Whatever pictures appear, omit them, and repeat the data below exactly.

▶ [Element data from apps and pages]:
Start of Block
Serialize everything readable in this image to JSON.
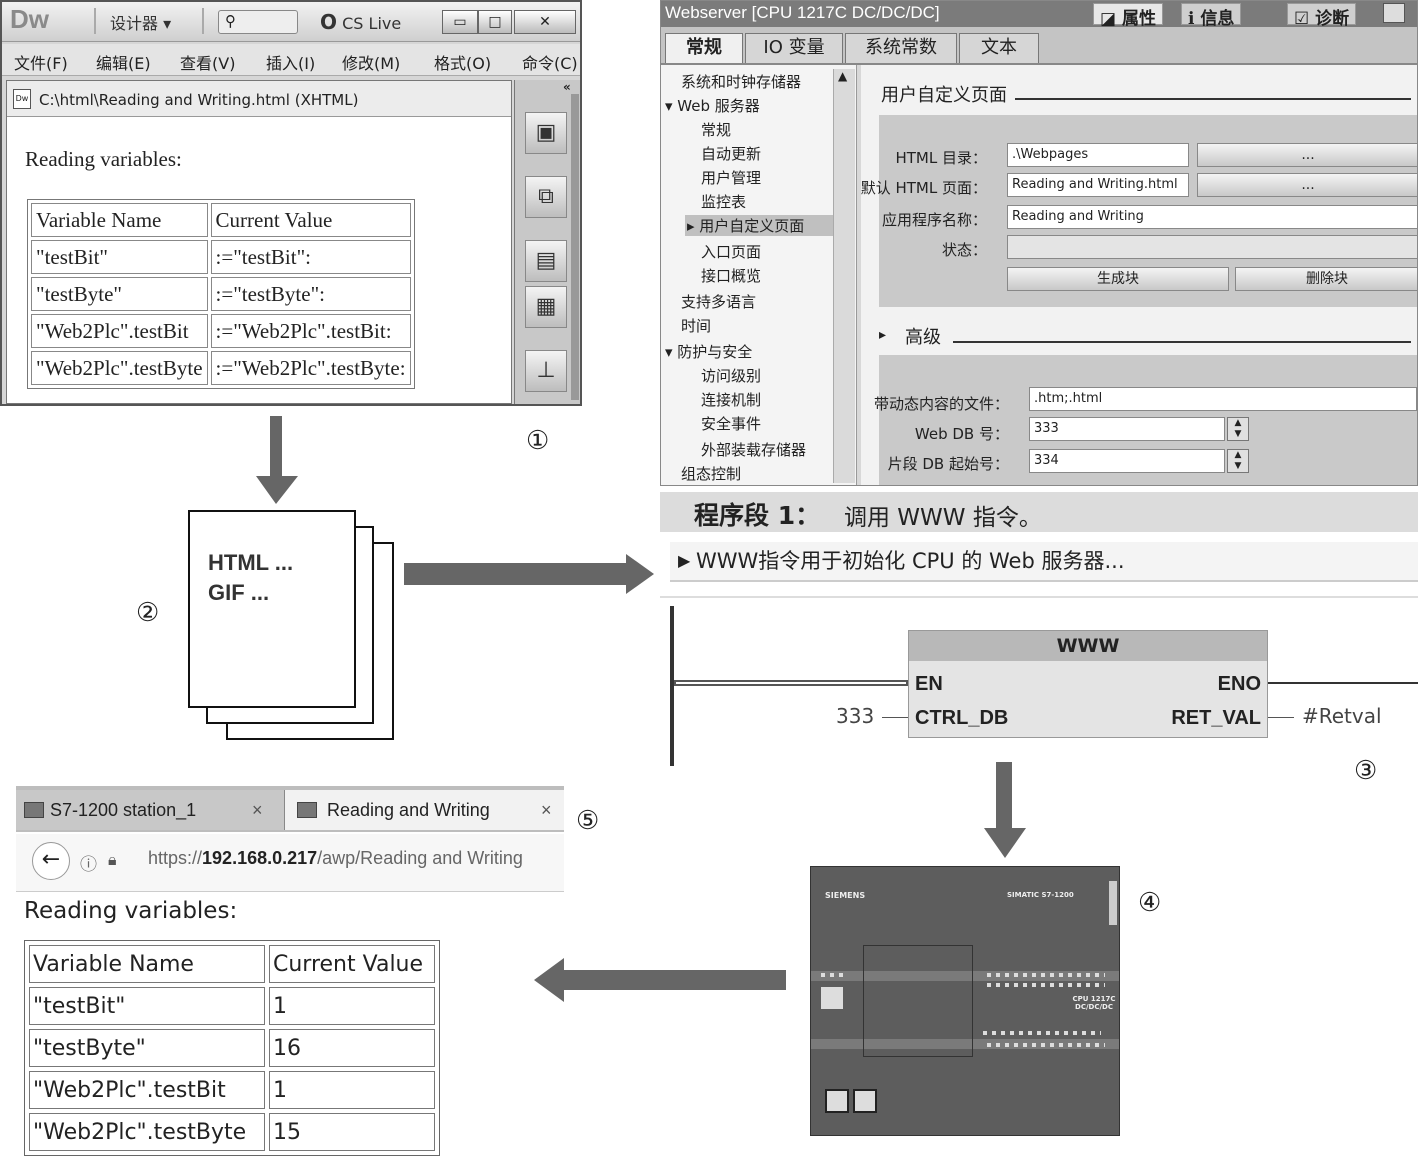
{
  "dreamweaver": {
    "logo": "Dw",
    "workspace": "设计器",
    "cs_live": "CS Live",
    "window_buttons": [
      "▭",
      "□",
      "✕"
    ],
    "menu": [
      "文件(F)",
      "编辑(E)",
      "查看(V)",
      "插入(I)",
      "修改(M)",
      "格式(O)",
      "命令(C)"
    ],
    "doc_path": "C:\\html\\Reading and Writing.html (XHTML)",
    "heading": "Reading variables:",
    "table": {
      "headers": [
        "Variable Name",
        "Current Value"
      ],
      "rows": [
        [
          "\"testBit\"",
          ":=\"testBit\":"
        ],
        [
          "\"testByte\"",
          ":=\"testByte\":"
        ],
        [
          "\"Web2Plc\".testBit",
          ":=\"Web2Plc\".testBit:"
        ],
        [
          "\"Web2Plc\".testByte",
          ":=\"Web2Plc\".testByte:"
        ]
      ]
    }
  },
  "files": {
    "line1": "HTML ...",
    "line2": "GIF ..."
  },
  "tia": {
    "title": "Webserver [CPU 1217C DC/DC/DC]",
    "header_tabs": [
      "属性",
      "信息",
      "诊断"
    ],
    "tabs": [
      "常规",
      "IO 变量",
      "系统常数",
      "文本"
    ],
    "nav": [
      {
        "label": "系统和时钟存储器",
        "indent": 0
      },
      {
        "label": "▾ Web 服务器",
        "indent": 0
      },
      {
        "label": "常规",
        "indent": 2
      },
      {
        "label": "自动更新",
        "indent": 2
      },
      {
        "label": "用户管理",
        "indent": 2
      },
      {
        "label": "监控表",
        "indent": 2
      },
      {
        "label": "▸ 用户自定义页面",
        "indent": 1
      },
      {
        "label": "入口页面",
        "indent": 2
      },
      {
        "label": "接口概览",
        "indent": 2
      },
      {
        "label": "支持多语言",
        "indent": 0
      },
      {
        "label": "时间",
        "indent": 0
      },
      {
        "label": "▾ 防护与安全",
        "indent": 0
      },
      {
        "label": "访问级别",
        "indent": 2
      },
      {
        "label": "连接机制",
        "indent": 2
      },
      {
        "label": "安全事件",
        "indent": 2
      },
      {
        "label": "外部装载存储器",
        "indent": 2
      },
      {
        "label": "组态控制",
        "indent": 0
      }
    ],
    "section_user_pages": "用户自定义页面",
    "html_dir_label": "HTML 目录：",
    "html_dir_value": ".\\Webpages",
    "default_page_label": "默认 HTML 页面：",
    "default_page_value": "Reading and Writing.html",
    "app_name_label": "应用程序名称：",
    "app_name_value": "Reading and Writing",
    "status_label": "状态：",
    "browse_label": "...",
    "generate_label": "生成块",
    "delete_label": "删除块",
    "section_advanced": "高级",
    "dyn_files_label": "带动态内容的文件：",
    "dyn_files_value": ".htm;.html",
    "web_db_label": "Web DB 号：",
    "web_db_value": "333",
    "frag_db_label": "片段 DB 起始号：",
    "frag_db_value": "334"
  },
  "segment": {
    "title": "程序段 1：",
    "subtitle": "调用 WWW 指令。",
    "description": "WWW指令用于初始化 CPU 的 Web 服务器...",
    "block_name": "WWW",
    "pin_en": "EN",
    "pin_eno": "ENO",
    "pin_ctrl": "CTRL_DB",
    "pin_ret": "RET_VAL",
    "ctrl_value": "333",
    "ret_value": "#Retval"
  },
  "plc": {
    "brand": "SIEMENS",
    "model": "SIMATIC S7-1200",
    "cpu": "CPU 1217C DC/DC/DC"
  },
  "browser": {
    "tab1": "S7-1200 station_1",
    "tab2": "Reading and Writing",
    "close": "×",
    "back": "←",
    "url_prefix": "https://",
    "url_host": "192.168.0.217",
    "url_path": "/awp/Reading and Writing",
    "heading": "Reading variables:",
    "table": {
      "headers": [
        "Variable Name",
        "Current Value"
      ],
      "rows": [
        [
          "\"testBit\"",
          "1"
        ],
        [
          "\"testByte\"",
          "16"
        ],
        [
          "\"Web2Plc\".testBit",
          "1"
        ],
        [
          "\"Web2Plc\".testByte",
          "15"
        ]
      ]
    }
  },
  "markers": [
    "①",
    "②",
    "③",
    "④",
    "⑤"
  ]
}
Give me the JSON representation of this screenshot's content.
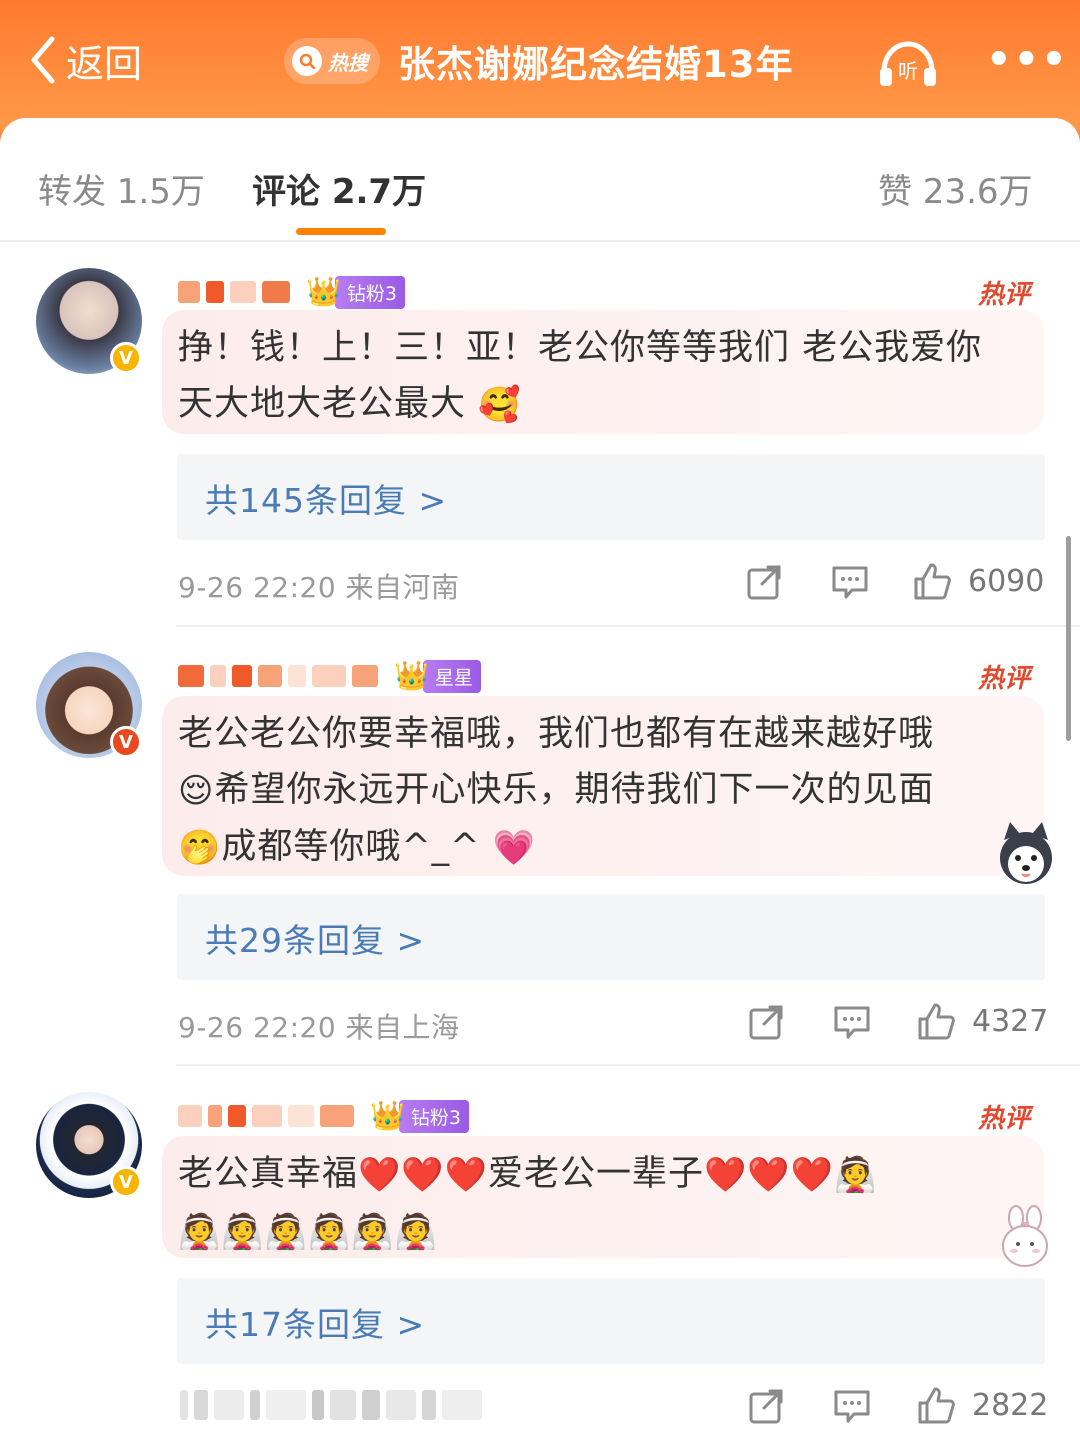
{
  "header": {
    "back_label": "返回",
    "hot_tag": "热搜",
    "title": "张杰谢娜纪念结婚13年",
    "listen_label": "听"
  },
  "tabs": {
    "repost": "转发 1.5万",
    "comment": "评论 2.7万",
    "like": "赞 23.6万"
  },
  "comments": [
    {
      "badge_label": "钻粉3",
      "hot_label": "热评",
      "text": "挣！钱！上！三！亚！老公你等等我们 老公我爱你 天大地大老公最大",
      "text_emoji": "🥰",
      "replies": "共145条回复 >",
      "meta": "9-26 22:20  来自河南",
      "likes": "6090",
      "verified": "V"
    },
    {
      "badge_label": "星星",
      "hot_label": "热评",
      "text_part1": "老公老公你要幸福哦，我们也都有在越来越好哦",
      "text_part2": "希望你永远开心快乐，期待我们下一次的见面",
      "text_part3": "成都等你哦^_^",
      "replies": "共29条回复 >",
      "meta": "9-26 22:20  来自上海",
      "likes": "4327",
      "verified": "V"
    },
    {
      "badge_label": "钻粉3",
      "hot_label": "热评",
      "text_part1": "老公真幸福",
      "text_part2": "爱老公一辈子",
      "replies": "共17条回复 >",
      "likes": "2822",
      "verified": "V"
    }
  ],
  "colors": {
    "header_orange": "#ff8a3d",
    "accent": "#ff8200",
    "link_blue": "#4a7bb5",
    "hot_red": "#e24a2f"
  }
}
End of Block
▶ [Result]:
Serialize everything readable in this image to JSON.
{
  "dreamweaver": {
    "logo": "Dw",
    "workspace": "设计器",
    "cs_live": "CS Live",
    "window_buttons": [
      "▭",
      "□",
      "✕"
    ],
    "menu": [
      "文件(F)",
      "编辑(E)",
      "查看(V)",
      "插入(I)",
      "修改(M)",
      "格式(O)",
      "命令(C)"
    ],
    "doc_path": "C:\\html\\Reading and Writing.html (XHTML)",
    "heading": "Reading variables:",
    "table": {
      "headers": [
        "Variable Name",
        "Current Value"
      ],
      "rows": [
        [
          "\"testBit\"",
          ":=\"testBit\":"
        ],
        [
          "\"testByte\"",
          ":=\"testByte\":"
        ],
        [
          "\"Web2Plc\".testBit",
          ":=\"Web2Plc\".testBit:"
        ],
        [
          "\"Web2Plc\".testByte",
          ":=\"Web2Plc\".testByte:"
        ]
      ]
    }
  },
  "files": {
    "line1": "HTML ...",
    "line2": "GIF ..."
  },
  "tia": {
    "title": "Webserver [CPU 1217C DC/DC/DC]",
    "header_tabs": [
      "属性",
      "信息",
      "诊断"
    ],
    "tabs": [
      "常规",
      "IO 变量",
      "系统常数",
      "文本"
    ],
    "nav": [
      {
        "label": "系统和时钟存储器",
        "indent": 0
      },
      {
        "label": "▾ Web 服务器",
        "indent": 0
      },
      {
        "label": "常规",
        "indent": 2
      },
      {
        "label": "自动更新",
        "indent": 2
      },
      {
        "label": "用户管理",
        "indent": 2
      },
      {
        "label": "监控表",
        "indent": 2
      },
      {
        "label": "▸ 用户自定义页面",
        "indent": 1
      },
      {
        "label": "入口页面",
        "indent": 2
      },
      {
        "label": "接口概览",
        "indent": 2
      },
      {
        "label": "支持多语言",
        "indent": 0
      },
      {
        "label": "时间",
        "indent": 0
      },
      {
        "label": "▾ 防护与安全",
        "indent": 0
      },
      {
        "label": "访问级别",
        "indent": 2
      },
      {
        "label": "连接机制",
        "indent": 2
      },
      {
        "label": "安全事件",
        "indent": 2
      },
      {
        "label": "外部装载存储器",
        "indent": 2
      },
      {
        "label": "组态控制",
        "indent": 0
      }
    ],
    "section_user_pages": "用户自定义页面",
    "html_dir_label": "HTML 目录：",
    "html_dir_value": ".\\Webpages",
    "default_page_label": "默认 HTML 页面：",
    "default_page_value": "Reading and Writing.html",
    "app_name_label": "应用程序名称：",
    "app_name_value": "Reading and Writing",
    "status_label": "状态：",
    "browse_label": "...",
    "generate_label": "生成块",
    "delete_label": "删除块",
    "section_advanced": "高级",
    "dyn_files_label": "带动态内容的文件：",
    "dyn_files_value": ".htm;.html",
    "web_db_label": "Web DB 号：",
    "web_db_value": "333",
    "frag_db_label": "片段 DB 起始号：",
    "frag_db_value": "334"
  },
  "segment": {
    "title": "程序段 1：",
    "subtitle": "调用 WWW 指令。",
    "description": "WWW指令用于初始化 CPU 的 Web 服务器...",
    "block_name": "WWW",
    "pin_en": "EN",
    "pin_eno": "ENO",
    "pin_ctrl": "CTRL_DB",
    "pin_ret": "RET_VAL",
    "ctrl_value": "333",
    "ret_value": "#Retval"
  },
  "plc": {
    "brand": "SIEMENS",
    "model": "SIMATIC S7-1200",
    "cpu": "CPU 1217C DC/DC/DC"
  },
  "browser": {
    "tab1": "S7-1200 station_1",
    "tab2": "Reading and Writing",
    "close": "×",
    "back": "←",
    "url_prefix": "https://",
    "url_host": "192.168.0.217",
    "url_path": "/awp/Reading and Writing",
    "heading": "Reading variables:",
    "table": {
      "headers": [
        "Variable Name",
        "Current Value"
      ],
      "rows": [
        [
          "\"testBit\"",
          "1"
        ],
        [
          "\"testByte\"",
          "16"
        ],
        [
          "\"Web2Plc\".testBit",
          "1"
        ],
        [
          "\"Web2Plc\".testByte",
          "15"
        ]
      ]
    }
  },
  "markers": [
    "①",
    "②",
    "③",
    "④",
    "⑤"
  ]
}
Give me the JSON representation of this screenshot's content.
{
  "header": {
    "back_label": "返回",
    "hot_tag": "热搜",
    "title": "张杰谢娜纪念结婚13年",
    "listen_label": "听"
  },
  "tabs": {
    "repost": "转发 1.5万",
    "comment": "评论 2.7万",
    "like": "赞 23.6万"
  },
  "comments": [
    {
      "badge_label": "钻粉3",
      "hot_label": "热评",
      "text": "挣！钱！上！三！亚！老公你等等我们 老公我爱你 天大地大老公最大",
      "text_emoji": "🥰",
      "replies": "共145条回复 >",
      "meta": "9-26 22:20  来自河南",
      "likes": "6090",
      "verified": "V"
    },
    {
      "badge_label": "星星",
      "hot_label": "热评",
      "text_part1": "老公老公你要幸福哦，我们也都有在越来越好哦",
      "text_part2": "希望你永远开心快乐，期待我们下一次的见面",
      "text_part3": "成都等你哦^_^",
      "replies": "共29条回复 >",
      "meta": "9-26 22:20  来自上海",
      "likes": "4327",
      "verified": "V"
    },
    {
      "badge_label": "钻粉3",
      "hot_label": "热评",
      "text_part1": "老公真幸福",
      "text_part2": "爱老公一辈子",
      "replies": "共17条回复 >",
      "likes": "2822",
      "verified": "V"
    }
  ],
  "colors": {
    "header_orange": "#ff8a3d",
    "accent": "#ff8200",
    "link_blue": "#4a7bb5",
    "hot_red": "#e24a2f"
  }
}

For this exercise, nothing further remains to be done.